@IanGoldby Yeah. In any case, it was unclear from the question whether trailing garbage was allowed or not. In the simplest case, I would just check whether *endptr==0.
May
9
comment testing for double in visual c++
@IanGoldby I suggested (maybe not explicitly enough) that the location of where conversion stopped should be used to decide whether it also succeeeded. Also, it (conveniently) discards leading whitespace.
May
9
comment “Floating-point invalid operation” when inputting float to a stringstream
Have you tried using printf() instead of cout?
May
8
comment Cannot access memory as SSE type on x86 but works fine on x64
@jalf Except it wasn't acces violation due to null pointer exception, and he knew that variables had to be 16-byte aligned as witnessed by the question. With a bit of debugging he would have been able to deduce what happens on unaligned loads, even if he originally didn't know (aha! that's what happens when I don't do what CPU demands). And the question is incomplete because relevant information (declarations of variables involved) is missing.
May
7
comment Cannot access memory as SSE type on x86 but works fine on x64
@jalf The question, which is only answerable by a debugger (as in this case -- the code is apparently correct; simple inspection in a debugger would reveal misalignment; but this also includes compiler bugs) should be closed as too localized, yes. Plus, there is no evidence in the question that assumptions (about arguments been properly aligned) have been verified. Definitely downvote or close.
May
7
comment Cannot access memory as SSE type on x86 but works fine on x64
@jalf Questions like "why does <random piece of code with no context> crash" deserve to be downvoted. The only valid answer for such questions is "your debugger will tell you". [Also, I've run into some weird codegen stuff with MSVC+SSE: I don't exclude a compiler bug.]
May
7
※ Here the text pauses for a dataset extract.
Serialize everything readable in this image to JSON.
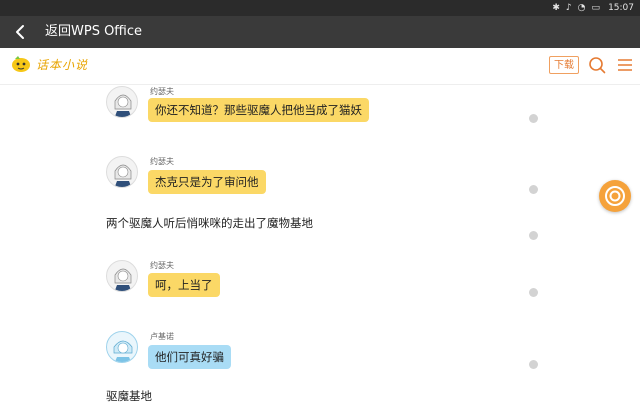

comment Cannot access memory as SSE type on x86 but works fine on x64
Debug menu -> Windows -> Disassembly (or just ALT+8 while in debugger).
May
4
comment Use std::random_shuffle with std::array
@DeadMG It's "wrong" if you need babysitting, in which case you shouldn't be using C++ anyway. In any case it's far better than getting memory through malloc and using placement new.
May
3
comment Use std::random_shuffle with std::array
Why are you doing it so complicated? Just use new[].
Apr
28
comment add 1 to c++ bitset
@wirate I have pointed you somewhere: search for bitwise operators. For example: en.wikipedia.org/wiki/Bitwise_operation or cprogramming.com/tutorial/bitwise_operators.html
Apr
28
comment add 1 to c++ bitset
No, you won't have to convert it back to bitset to retrieve individual bits -- learn how to use bitwise operators. 00010 is the same as 10; it's only up to you how many leading zeros of an integer you want to extract.
Apr
25
comment What are good use-cases for tuples in C++11?
@DeadMG The signature reflects that the algorithm is as generic as possible while still adhering to the underlying machine model for which it is designed and coded. If it were simple to get the pointer (not the iterator) to the last element of the vector, the interface would have taken a pair of pointers. But I deem that v.size() is nicer from the end-user perspective than &v[v.size()], and the latter will most probably trigger a debug assert. And length is int as unsigned sizes used in STL interfaces are a pile of crap.
Apr
23
comment How much is the cost of interrupt in x86_64
Kernels generally forbid use of anything but integer instructions. Also, they are also generally (Linux and Win, at least) mapped into the process's address space, only protected from access.
Apr
22
comment What are good use-cases for tuples in C++11?
@ildjarn All well and fine, but comments with no relevance whatsoever to the actual question are not "helping", so you should be prepared to get some hostility back.
Apr
22
comment What are good use-cases for tuples in C++11?
Marked as answer since you've made me aware of tuple_cat, which wasn't listed in MSDN for VS2010. But how would you declare the return value of a function that returns tuple_cat(x,y) for some tuples x and y whose types are not easily deducible from function arguments?